It’s at the Upper Macks Canyon Group Camp that you have some alternate choices for the roughly 2.5-mile route to Macks Peak SE and NE Summits. There are basically main 3 approaches, but one could be creative and find multiple additional variations. All 3 variations are ways to get over the obvious ridgeline to the West (right side) of Macks Canyon Road that parallels the road.
Things are much simpler if you consider a top-down perspective from the Macks Peak final SE summit approach. There are 2 main ridges branching down in an upside down “V” formation from Macks Peak final summit approach cliff area to Macks Canyon Road.
This is not my favorite, but it works. I took this route on the return trip from Macks Peak just to check it out.
Near the top of the Macks Canyon Upper Group Camp, right where the turn-around loop begins in the road, take a right turn (SW) up an unmarked narrow gully wash. The gully is at first surprisingly simple, gradual and open almost without any obstacles. But after about 3/4ths mile it turns evil with a steep loose rock avalanche slope. This slope angles upward and a bit to the left to a ridge with will taper off a bit and finally rise up to adjoin the Northernmost of the main 2 summit approach ridges shortly before that main ridge reaches the final summit approach.
The 2 reasons I do not prefer this route are the steep avalanche slope and the lack of views.
I prefer this approach as it has only a couple brief sections of avalanche slope, is more gradual overall and the views all along the ridgeline are spectacular!
To catch this main approach ridge continue on Macks Canyon Road for about 1/2 mile beyond the Upper Macks Canyon Group Camp. Watch for a small obscure cairn of only a couple rocks at the base of the rather steep loose rock slope to your right. The slope is steep, but relatively short. Once you reach the ridgeline, angle left. You’re now on the main approach ridge to Macks Peak. There is a faint trail that alternately appears and disappears. Just stay on the ridgeline. Macks Peak will soon appear. Continue toward Macks Peak. This is the approach route I took in the video on this page; and SE Summit Approach #1 is the route I used to descend back to the Upper Macks Canyon Group Camp.
When you’re on main approach ridge #2, you’ll notice another main ridge to the South (your left) forming the other arm of the upsidedown “V” angling down from Macks Peak SE final summit approach cliff. If you had stayed on Macks Canyon Road about a half mile further from the point you headed up the main Northern approach ridge (above), you could have taken this alternate ridge to the South, but it appears to be a longer route and it doesn’t end up exactly at the SE summit approach…you have to circumvent the Macks Peak cliff base for a couple hundred feet to arrive at the upper end of main approach ridge #2, which you’ll probably at this point wish you had taken in the first place. That said, this Northern approach ridge looks interesting and beautiful as an alternate SE summit approach.

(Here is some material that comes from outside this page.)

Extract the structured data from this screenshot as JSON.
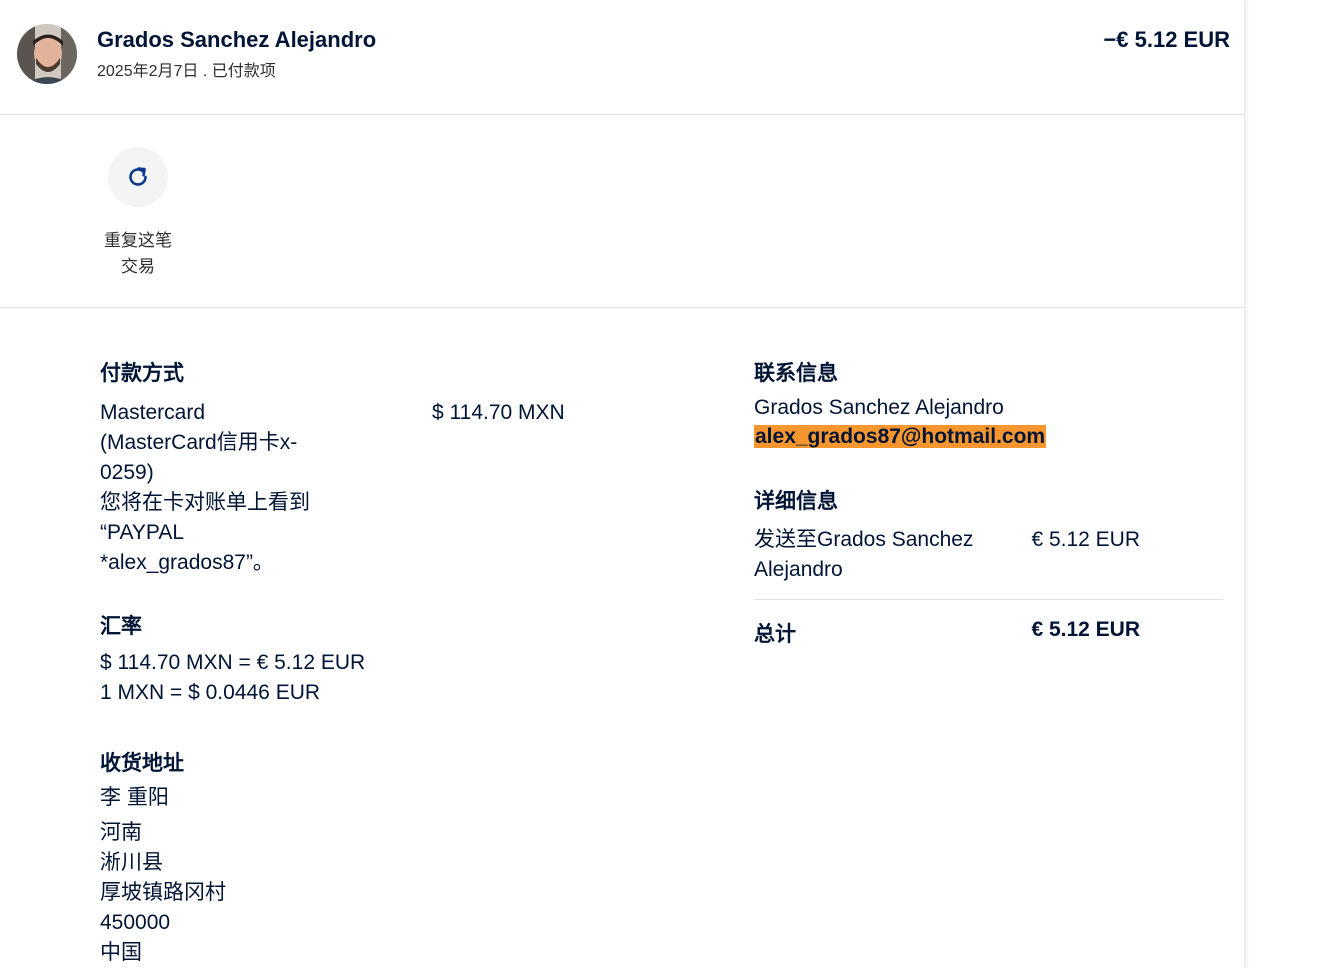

All three of the above summit approaches land you at the Macks Peak final SE summit approach cliff. As you’re nearing the SE summit you’ll notice a band of trees stretching diagonally down the cliff line from the upper left to the lower right. This band of trees is the final SE summit approach ledge. In the video and slide show on this page I get to the lower base of the approach ledge (tree line) and show the view up the ledge.
Though it seems impossible from a distance that there might be a summit approach along that imposing cliff face, when you get there, it’s actually a fairly wide ledge. There are some brief less wide exposed stretches along the ledge with a loose rock base, but these do not look too horrible. I’ll return on a cooler day, in better condition, to document the final summit approach.